Seoul-based Myoung Ho Lee’s photos use a complicated process to create a simple image: trees separated from their surroundings, hinting at the world beyond. In this series, “TREE,” the “photography-act” is more than a click. The canvas that frames each tree is there by human design, turning the object into a subject, pulling it out of the landscape. More after the jump:
Myoung Ho Lee photographs solitary trees framed against white canvas backdrops in the middle of natural landscapes. To install the large canvases, which span approximately 60 by 45 feet, the artist enlists a production crew and heavy cranes. Minor components of the canvas support system, such as ropes or bars, are later removed from the photograph through minimal digital retouching, creating the illusion that the backdrop is floating behind the tree.
The series includes diverse species of trees photographed with a 4x5 camera in a variety of seasons and at different times of day. Mr. Lee allows the tree’s natural surroundings to fill the frame around the canvas, transforming the backdrop into an integral part of the subject. Centered in the graphic compositions, the canvas defines the form of the tree and separates it from the environment. By creating a partial, temporary outdoor studio for each tree, Mr. Lee’s “portraits” of trees play with ideas of scale and perception while referencing traditional painting and the history of photography.

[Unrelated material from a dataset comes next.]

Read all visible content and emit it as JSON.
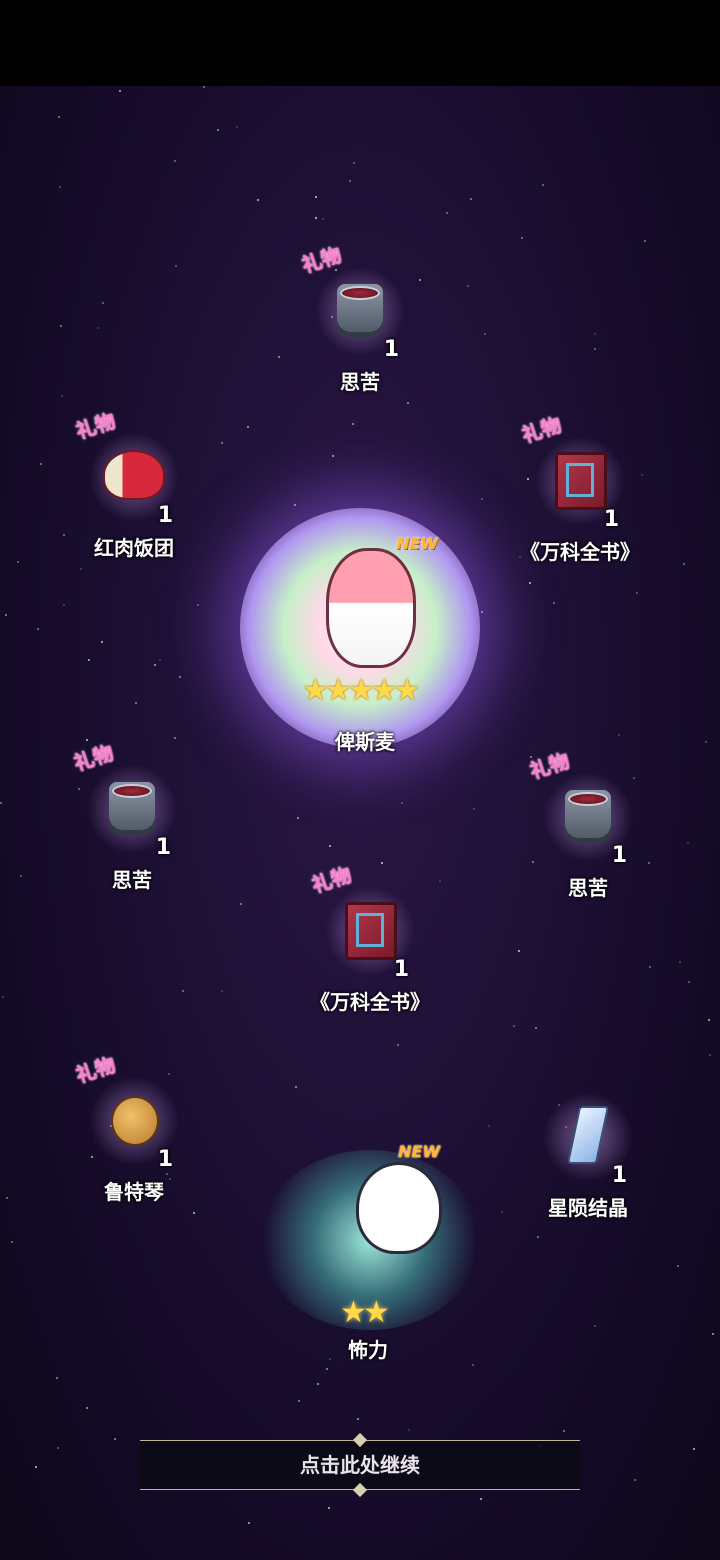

With the aid of assistants, cranes, and ropes, this artist places blank white canvases behind trees in various natural settings throughout South Korea. Lee has stated he wants a “vague aspect to my work, so that viewers may question and try to find answers themselves.”